◆ **What you have to do**: The records sit below. Return every line in them that holds the word "this".

Content starts

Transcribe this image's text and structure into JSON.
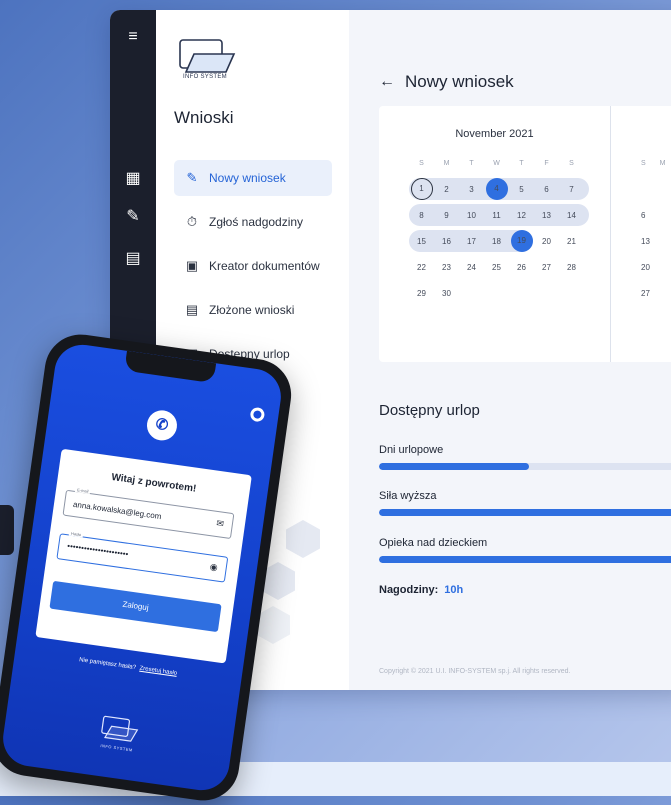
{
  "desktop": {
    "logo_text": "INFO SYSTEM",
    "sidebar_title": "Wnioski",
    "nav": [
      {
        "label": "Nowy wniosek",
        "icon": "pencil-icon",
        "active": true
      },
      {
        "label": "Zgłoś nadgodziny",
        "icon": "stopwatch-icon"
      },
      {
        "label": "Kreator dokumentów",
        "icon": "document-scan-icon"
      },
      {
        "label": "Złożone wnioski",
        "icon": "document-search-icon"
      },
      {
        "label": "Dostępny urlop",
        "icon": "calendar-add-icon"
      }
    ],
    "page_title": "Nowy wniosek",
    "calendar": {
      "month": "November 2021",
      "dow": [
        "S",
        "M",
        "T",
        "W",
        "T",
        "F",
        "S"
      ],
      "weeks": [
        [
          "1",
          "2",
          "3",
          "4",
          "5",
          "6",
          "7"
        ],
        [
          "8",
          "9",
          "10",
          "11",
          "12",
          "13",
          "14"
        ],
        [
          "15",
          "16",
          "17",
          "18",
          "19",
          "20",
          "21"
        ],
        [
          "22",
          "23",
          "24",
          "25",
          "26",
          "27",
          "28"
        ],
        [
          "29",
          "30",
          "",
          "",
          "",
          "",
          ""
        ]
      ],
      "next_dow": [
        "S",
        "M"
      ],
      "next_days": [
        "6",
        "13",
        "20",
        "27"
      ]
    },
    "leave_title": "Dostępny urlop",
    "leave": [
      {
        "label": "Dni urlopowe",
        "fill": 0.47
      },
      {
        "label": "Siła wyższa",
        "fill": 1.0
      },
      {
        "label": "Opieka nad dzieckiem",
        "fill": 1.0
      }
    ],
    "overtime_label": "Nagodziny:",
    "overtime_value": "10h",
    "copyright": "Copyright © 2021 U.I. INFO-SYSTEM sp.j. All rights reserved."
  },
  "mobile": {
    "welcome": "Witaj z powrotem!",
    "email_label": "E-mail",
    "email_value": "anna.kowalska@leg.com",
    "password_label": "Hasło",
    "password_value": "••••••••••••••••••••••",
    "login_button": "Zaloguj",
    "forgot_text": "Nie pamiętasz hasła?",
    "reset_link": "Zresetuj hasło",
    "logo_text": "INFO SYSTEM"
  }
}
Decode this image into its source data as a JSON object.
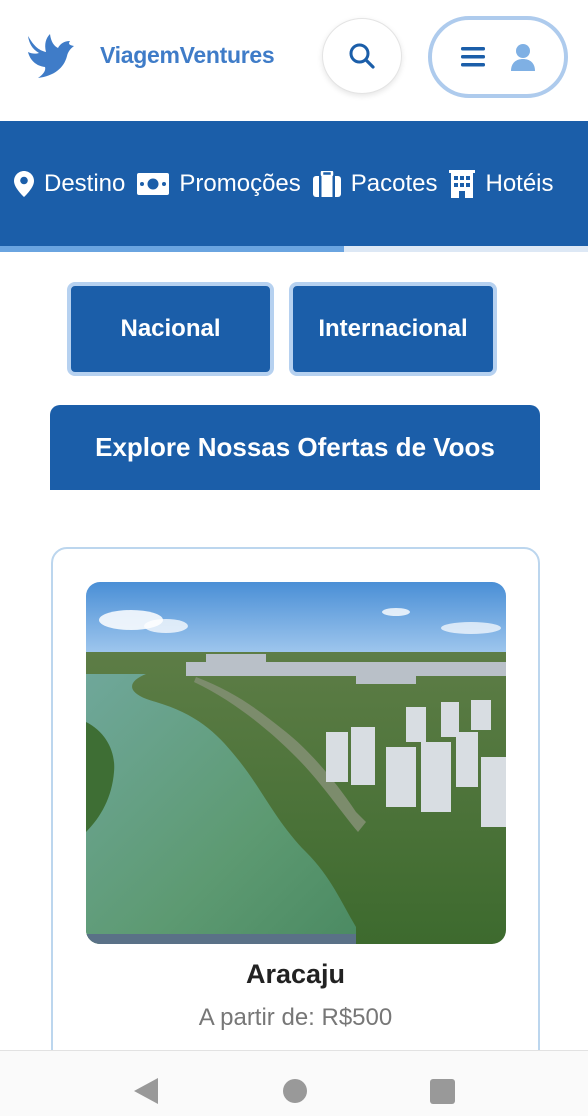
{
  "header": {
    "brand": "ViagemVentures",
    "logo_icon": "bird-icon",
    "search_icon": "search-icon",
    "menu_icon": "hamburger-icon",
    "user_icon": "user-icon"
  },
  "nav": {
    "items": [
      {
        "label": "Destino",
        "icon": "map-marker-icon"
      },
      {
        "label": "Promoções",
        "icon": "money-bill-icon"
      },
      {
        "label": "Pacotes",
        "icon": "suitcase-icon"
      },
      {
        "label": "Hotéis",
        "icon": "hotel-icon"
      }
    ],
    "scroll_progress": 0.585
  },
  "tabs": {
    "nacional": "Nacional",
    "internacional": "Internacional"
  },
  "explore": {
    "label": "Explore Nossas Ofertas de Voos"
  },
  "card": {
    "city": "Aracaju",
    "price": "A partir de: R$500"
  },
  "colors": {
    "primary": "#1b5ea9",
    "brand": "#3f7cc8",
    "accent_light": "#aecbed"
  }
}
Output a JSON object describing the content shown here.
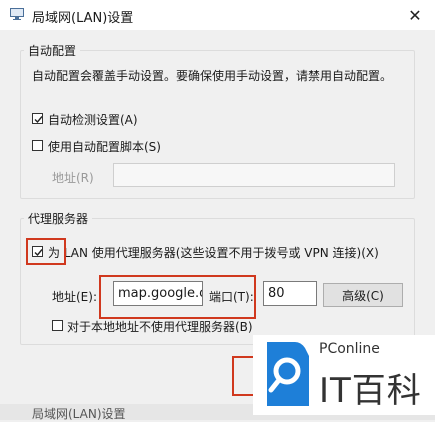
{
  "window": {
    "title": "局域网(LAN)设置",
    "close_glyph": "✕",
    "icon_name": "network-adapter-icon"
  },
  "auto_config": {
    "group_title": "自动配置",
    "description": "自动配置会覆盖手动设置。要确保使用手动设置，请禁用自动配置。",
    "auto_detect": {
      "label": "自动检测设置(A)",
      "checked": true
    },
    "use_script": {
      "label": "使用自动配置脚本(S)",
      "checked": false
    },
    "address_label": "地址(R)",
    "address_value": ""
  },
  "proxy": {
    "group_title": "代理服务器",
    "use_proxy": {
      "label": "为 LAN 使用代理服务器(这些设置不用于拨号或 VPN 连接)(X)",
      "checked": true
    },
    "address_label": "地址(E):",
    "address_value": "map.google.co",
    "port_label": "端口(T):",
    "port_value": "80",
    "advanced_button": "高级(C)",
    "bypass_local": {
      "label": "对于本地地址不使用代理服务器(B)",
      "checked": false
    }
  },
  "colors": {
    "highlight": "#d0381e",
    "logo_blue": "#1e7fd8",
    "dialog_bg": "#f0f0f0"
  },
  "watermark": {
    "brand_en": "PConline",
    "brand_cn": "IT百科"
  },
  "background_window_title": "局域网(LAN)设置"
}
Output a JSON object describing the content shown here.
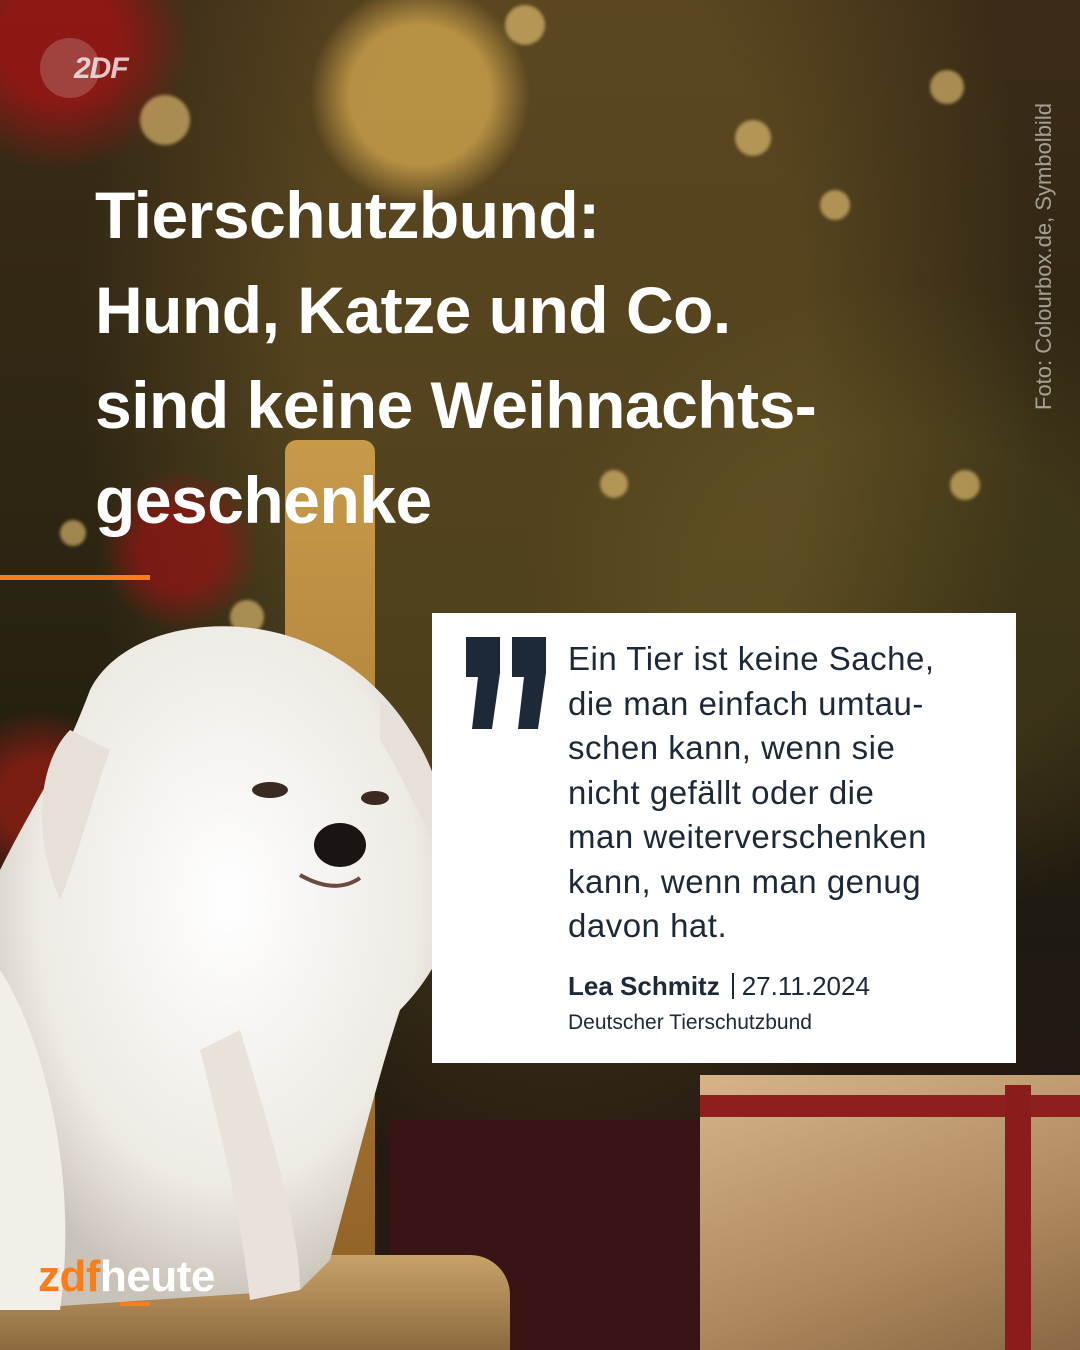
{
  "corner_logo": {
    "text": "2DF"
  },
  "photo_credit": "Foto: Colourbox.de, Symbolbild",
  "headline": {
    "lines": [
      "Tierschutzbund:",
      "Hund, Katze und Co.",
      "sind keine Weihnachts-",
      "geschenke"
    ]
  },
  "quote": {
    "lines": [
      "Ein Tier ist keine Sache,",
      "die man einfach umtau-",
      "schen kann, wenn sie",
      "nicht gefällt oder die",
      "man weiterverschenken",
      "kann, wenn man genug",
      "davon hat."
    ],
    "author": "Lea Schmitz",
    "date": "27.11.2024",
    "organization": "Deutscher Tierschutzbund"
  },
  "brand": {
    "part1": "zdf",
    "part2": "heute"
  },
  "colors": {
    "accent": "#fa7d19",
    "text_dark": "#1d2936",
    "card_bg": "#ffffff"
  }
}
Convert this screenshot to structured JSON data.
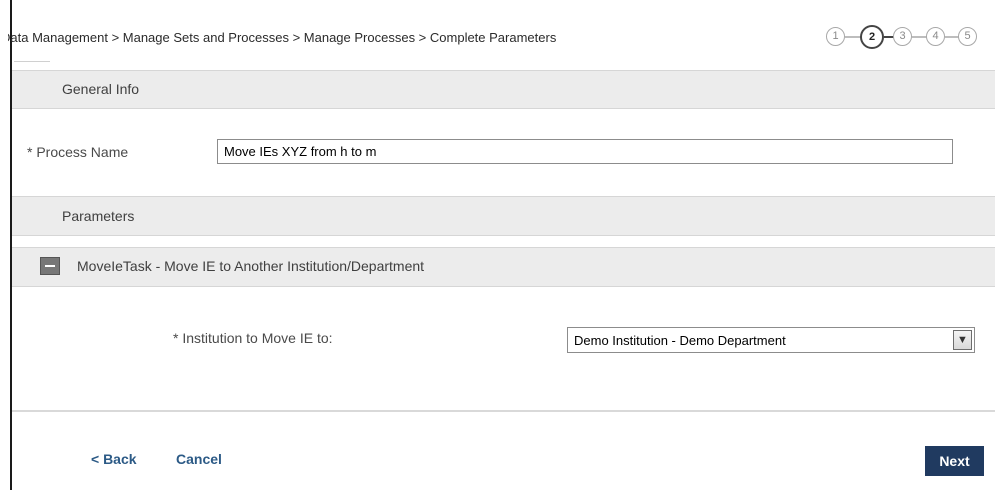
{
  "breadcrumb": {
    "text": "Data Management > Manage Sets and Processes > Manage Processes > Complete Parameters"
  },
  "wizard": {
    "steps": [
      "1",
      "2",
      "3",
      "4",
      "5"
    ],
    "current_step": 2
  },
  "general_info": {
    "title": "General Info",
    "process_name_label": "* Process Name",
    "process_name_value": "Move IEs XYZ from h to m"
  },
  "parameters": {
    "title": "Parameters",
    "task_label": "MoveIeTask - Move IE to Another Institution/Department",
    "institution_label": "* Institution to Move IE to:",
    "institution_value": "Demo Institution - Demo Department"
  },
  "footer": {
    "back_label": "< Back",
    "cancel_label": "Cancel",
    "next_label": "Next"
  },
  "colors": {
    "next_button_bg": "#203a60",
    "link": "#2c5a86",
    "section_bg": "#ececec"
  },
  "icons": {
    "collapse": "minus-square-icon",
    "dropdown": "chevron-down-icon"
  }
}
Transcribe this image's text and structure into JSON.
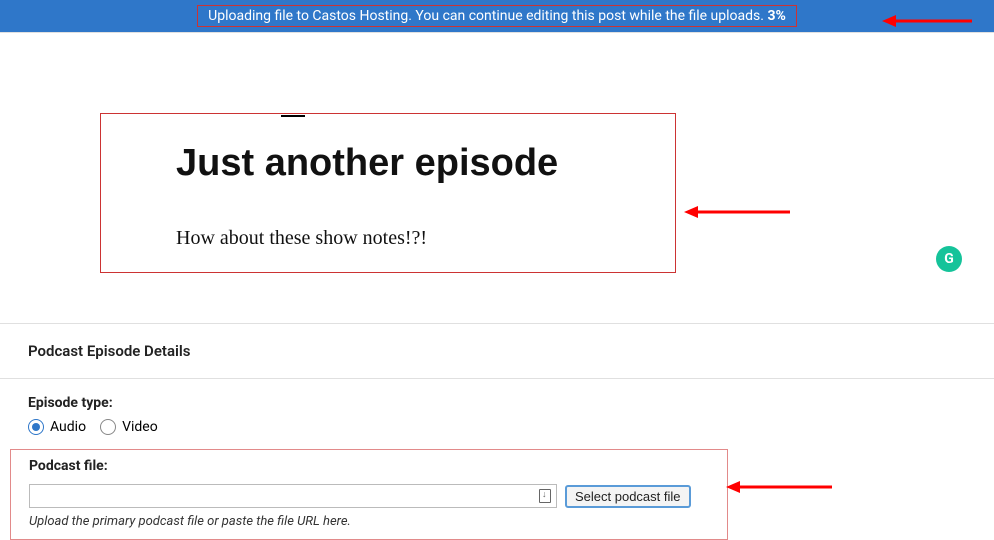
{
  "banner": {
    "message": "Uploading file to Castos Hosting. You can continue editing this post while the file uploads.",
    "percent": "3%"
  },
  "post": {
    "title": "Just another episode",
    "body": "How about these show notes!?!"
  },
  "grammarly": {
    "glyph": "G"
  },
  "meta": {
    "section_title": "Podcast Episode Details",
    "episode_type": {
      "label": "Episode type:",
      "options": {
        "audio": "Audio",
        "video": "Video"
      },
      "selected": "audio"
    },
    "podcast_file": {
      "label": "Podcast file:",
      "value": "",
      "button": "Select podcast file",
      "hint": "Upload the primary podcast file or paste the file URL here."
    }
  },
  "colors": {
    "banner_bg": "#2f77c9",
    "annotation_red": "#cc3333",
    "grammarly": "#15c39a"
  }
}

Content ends

◆ **Written solution**:
Transcribe this image's text and structure into JSON.
Decode this image into its source data as a JSON object.
Convert this screenshot to structured JSON data.
Transcribe this image's text and structure into JSON.
    "message": "Uploading file to Castos Hosting. You can continue editing this post while the file uploads.",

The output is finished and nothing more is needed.